Antibiotics - both in tablet and topical (cream/lotion) form ­- are among the commonest treatments for acne. Interestingly, while acne-affected skin can harbour a lot of P. acnes, antibiotics work largely by reducing inflammation rather than killing off germs (1).

But new research has led to warnings that prolonged antibiotic treatment for acne could lead to patients developing 'super acne', untreatable with antibiotics. It's the length of time antibiotics are used for acne that causes particular concern. For instance, for acne and rosacea doctors are told to advise patients that they'll need to use their antibiotic treatment (whether in tablet or cream/lotion form) for at least eight to 12 weeks before they can really expect to see a difference.

Warnings have been coming out about the risk of antibiotic resistance for all sorts of skin conditions for some time. That's partly because dermatologists use antibiotics for a bigger proportion of the conditions they treat than other specialists. But it's also because they use them for much longer, giving time for resistance to build up. The fact that antibiotics don't work in acne by killing bacteria doesn't mean the bacteria can't take advantage.
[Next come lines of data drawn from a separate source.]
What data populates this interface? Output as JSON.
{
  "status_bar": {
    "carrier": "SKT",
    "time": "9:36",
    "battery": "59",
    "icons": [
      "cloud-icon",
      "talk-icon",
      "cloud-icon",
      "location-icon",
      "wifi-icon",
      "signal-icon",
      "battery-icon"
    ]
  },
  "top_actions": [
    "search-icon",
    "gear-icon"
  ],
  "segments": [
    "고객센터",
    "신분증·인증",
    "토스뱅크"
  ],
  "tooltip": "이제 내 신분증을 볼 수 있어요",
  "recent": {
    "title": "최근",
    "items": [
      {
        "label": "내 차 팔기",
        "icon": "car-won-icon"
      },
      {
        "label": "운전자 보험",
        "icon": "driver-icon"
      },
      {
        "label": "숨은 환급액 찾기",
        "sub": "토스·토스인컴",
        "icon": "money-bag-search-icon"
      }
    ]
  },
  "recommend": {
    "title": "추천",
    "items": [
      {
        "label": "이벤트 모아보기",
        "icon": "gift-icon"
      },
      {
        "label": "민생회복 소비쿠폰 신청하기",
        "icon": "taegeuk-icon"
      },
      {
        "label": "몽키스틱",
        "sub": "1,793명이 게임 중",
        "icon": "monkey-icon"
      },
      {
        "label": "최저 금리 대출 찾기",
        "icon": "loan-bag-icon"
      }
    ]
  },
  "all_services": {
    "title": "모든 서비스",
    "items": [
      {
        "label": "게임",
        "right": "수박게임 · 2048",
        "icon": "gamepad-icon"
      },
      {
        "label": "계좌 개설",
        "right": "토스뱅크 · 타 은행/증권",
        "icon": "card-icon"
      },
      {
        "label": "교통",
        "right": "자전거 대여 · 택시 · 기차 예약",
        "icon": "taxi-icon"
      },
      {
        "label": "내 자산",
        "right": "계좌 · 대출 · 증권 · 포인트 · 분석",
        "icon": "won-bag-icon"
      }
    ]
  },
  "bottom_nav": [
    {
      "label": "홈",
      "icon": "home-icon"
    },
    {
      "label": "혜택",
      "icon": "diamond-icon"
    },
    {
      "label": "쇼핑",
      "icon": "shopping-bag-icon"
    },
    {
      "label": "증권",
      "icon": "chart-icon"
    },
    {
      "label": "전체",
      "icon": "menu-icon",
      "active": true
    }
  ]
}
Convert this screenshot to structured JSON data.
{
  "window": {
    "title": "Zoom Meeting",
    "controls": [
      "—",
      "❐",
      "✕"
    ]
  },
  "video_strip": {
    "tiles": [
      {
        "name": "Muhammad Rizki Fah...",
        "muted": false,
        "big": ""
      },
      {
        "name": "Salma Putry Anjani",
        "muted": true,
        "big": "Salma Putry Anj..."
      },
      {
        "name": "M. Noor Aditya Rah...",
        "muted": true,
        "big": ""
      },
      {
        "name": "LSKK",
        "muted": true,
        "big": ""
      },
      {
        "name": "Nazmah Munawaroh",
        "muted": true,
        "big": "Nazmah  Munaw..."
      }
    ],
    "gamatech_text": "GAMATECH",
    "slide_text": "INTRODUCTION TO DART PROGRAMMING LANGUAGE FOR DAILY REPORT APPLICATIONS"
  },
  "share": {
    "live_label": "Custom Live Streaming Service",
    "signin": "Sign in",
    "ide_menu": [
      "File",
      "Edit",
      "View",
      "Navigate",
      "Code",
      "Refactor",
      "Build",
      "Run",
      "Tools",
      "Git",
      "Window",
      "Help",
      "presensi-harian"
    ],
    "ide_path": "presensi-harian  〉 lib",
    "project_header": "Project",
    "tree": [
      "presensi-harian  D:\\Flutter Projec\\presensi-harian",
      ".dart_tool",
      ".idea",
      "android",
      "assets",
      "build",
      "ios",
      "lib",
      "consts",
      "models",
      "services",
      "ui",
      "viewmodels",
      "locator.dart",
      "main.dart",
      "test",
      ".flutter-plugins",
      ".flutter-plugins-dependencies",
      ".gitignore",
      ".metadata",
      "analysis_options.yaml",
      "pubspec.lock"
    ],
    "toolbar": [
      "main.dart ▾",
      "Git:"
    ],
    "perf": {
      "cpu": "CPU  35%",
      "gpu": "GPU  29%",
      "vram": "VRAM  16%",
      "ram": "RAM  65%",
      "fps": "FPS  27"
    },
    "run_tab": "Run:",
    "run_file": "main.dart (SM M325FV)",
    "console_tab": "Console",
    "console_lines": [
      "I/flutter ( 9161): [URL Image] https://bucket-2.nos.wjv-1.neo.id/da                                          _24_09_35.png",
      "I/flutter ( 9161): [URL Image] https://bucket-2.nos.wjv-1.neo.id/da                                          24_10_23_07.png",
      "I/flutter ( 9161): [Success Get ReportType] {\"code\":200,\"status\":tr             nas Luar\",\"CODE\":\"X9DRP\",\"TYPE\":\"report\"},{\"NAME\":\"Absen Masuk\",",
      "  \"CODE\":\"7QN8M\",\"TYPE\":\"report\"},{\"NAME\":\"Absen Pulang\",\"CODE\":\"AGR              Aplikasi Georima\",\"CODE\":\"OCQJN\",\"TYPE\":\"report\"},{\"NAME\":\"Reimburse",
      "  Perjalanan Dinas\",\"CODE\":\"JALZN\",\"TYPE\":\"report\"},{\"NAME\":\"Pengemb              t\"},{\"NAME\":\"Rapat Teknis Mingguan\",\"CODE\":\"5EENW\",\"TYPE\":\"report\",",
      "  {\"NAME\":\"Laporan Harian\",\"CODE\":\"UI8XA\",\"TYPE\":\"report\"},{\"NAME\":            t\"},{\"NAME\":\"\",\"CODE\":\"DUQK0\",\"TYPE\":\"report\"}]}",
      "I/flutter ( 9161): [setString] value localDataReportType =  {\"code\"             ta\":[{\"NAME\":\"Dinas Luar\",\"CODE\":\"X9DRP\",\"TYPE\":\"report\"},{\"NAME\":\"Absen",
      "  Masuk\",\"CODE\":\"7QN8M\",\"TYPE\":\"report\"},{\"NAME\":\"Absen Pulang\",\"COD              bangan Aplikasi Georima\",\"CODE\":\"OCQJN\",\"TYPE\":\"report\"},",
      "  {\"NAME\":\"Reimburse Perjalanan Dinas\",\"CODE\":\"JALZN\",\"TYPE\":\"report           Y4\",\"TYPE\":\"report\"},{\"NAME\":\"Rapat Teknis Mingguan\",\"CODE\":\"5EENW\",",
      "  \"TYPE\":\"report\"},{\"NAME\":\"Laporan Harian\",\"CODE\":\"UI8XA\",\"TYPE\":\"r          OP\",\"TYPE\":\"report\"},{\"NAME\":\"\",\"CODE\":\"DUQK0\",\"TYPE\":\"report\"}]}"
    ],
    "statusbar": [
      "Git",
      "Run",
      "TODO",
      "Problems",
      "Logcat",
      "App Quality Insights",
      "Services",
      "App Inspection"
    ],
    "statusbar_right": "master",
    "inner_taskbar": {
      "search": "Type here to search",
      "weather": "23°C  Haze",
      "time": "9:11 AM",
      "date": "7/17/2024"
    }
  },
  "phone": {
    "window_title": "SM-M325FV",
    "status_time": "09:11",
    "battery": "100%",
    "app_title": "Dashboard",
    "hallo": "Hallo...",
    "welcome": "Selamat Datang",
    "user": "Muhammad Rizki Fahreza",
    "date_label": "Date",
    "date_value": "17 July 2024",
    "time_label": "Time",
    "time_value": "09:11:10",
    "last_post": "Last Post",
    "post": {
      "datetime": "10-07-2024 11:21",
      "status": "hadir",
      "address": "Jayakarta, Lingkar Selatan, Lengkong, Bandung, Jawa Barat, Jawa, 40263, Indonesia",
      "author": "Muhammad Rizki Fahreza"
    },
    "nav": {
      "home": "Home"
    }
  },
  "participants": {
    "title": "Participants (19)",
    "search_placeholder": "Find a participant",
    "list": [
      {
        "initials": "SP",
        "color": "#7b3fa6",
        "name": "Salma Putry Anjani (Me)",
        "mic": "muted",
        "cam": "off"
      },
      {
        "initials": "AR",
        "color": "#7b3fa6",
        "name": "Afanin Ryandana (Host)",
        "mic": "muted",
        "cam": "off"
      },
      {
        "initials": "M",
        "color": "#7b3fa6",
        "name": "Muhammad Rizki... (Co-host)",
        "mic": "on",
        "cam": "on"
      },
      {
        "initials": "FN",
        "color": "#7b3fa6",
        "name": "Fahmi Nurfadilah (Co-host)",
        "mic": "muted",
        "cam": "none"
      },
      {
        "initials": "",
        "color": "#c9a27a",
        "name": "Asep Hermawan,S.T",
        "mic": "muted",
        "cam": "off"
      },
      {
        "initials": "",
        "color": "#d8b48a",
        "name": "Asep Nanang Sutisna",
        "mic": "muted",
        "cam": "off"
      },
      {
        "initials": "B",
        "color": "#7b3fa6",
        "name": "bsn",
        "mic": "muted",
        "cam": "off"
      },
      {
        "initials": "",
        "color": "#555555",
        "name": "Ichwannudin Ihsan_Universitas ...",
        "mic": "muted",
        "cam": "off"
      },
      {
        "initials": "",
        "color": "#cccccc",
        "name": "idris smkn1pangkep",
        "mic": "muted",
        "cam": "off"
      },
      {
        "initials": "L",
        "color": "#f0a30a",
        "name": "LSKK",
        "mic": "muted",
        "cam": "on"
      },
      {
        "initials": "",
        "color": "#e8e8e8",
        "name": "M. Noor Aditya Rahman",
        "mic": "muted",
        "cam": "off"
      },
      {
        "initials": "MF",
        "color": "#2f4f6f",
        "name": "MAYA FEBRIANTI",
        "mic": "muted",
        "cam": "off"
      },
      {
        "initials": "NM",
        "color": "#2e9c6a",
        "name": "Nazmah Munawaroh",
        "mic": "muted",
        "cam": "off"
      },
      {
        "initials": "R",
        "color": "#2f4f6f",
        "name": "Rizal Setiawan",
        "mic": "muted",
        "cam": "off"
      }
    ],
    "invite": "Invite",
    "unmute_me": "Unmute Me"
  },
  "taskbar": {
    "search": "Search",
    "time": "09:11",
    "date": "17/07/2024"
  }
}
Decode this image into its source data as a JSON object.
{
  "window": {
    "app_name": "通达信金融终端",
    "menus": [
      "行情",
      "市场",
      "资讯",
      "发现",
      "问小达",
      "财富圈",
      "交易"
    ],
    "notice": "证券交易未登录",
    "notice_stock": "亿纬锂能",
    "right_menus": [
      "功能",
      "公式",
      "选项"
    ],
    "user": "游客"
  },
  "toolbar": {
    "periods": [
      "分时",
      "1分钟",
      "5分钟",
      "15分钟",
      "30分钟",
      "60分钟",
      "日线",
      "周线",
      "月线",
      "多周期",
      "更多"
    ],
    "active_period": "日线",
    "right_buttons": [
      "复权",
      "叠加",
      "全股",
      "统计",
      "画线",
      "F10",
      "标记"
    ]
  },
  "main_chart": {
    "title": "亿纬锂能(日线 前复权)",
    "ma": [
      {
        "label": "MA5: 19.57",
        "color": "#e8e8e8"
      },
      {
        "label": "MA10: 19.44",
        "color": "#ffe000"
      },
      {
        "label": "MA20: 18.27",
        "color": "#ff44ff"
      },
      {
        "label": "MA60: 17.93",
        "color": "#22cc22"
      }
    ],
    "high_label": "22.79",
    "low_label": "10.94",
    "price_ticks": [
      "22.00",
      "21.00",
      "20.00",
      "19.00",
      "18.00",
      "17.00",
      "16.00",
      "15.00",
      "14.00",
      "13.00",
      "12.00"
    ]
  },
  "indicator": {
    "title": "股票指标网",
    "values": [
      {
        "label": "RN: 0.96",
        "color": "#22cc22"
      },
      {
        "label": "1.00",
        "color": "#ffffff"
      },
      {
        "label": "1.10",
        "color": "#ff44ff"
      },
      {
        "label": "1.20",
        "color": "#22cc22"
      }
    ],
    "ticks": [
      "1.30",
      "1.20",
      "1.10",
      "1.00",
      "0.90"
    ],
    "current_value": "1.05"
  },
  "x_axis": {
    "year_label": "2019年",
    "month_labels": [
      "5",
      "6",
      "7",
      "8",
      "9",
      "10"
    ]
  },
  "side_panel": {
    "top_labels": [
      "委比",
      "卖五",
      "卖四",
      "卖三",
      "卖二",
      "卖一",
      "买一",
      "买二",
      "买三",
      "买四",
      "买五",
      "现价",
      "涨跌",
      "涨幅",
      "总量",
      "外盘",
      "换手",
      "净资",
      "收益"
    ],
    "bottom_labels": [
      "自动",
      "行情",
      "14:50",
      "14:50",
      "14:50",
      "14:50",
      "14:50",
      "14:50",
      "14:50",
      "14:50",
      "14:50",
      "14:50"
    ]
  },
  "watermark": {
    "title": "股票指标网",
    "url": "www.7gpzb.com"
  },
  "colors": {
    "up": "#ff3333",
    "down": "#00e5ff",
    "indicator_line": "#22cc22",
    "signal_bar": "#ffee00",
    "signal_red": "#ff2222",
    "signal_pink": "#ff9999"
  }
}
If a drug-resistant germ is born, it won't have competition for food if other bacteria have been killed off - so it can thrive and multiply at a rate of knots.

Some of my patients really benefit from antibiotics. If they do, they're loath to stop them for fear or their acne returning. Others throw in the towel if they don't see an improvement in a couple of weeks. Still others get some benefit, and keep on asking for antibiotics in the hope that they'll cause a further improvement. Official guidance suggests a specialist referral if acne hasn't improved after three months of treatment. But you may find your GP is reluctant to refer - my practice, along with most in the country, has strict targets for reducing referrals to dermatologists.

There are other treatments than antibiotics available for acne. GPs have been using them more in recent years in a bid to do our bit to cut antibiotic resistance. But other treatment causes side effects, including dry, red skin, so antibiotics are likely to be a popular option among patients for years to come. However, you may find after this latest warning, that your GP will want to review your medication. Stopping antibiotics every few months gives a chance to see if your acne has improved on its own. You may be able to stop using antibiotic tablets, but carry on with topical treatment to keep the improvement going. Or combining different antibiotics (a tablet with a cream) may cut the chance of resistance developing.

Acne is miserable and nobody wants to see you suffer needlessly. But your doctor may just be trying to save you from much more facial horror to come.

References:

1) NHS Scotland/Scottish Medicines Consortium/Scottish Antimicrobial Prescribing Group, November 2015. Long term antibiotic use for acne, rosacea and other dermatology conditions.

Disclaimer: This article is for information only and should not be used for the diagnosis or treatment of medical conditions. EMIS has used all reasonable care in compiling the information but make no warranty as to its accuracy. Consult a doctor or other health care professional for diagnosis and treatment of medical conditions. For details see our conditions.